=== WHAT IS BEING ASKED ===
The entries below are to be given back exactly, with images excluded.
***** TASK DATA *****
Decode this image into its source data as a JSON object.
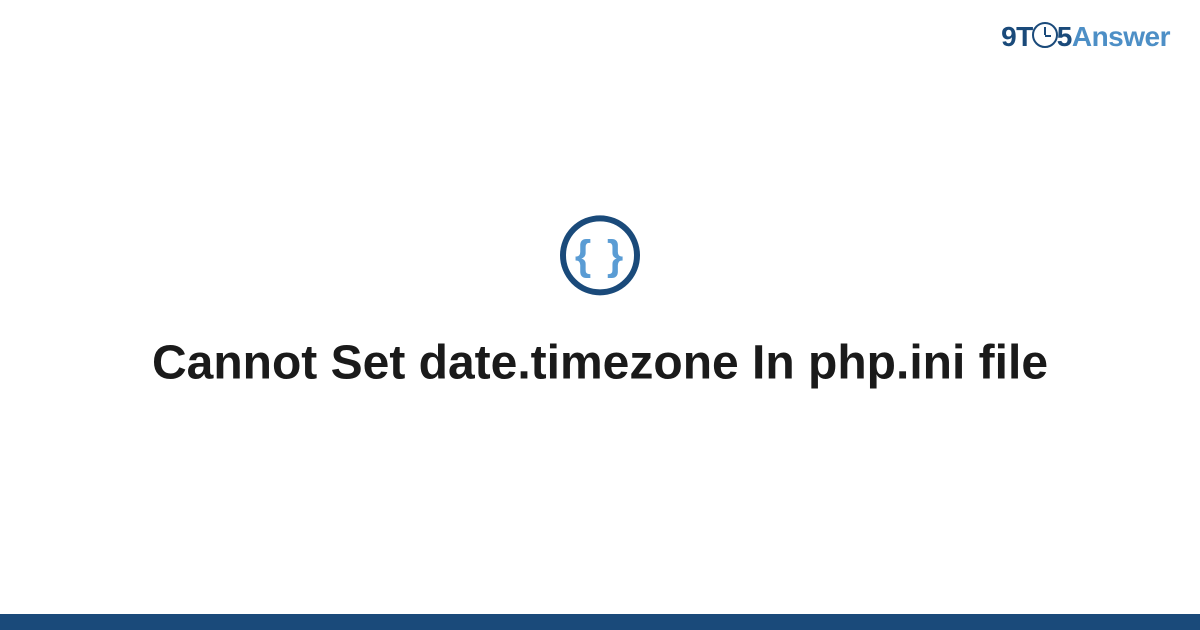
{
  "logo": {
    "part1": "9T",
    "part2": "5",
    "part3": "Answer"
  },
  "icon": {
    "braces": "{ }",
    "semantic": "code-braces-icon"
  },
  "title": "Cannot Set date.timezone In php.ini file",
  "colors": {
    "dark_blue": "#1a4a7a",
    "light_blue": "#5a9cd4",
    "mid_blue": "#4d8fc6",
    "text": "#1a1a1a",
    "background": "#ffffff"
  }
}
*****
=== OUTPUT BELOW ===
Decode this image into its source data as a JSON object.
{
  "logo": {
    "part1": "9T",
    "part2": "5",
    "part3": "Answer"
  },
  "icon": {
    "braces": "{ }",
    "semantic": "code-braces-icon"
  },
  "title": "Cannot Set date.timezone In php.ini file",
  "colors": {
    "dark_blue": "#1a4a7a",
    "light_blue": "#5a9cd4",
    "mid_blue": "#4d8fc6",
    "text": "#1a1a1a",
    "background": "#ffffff"
  }
}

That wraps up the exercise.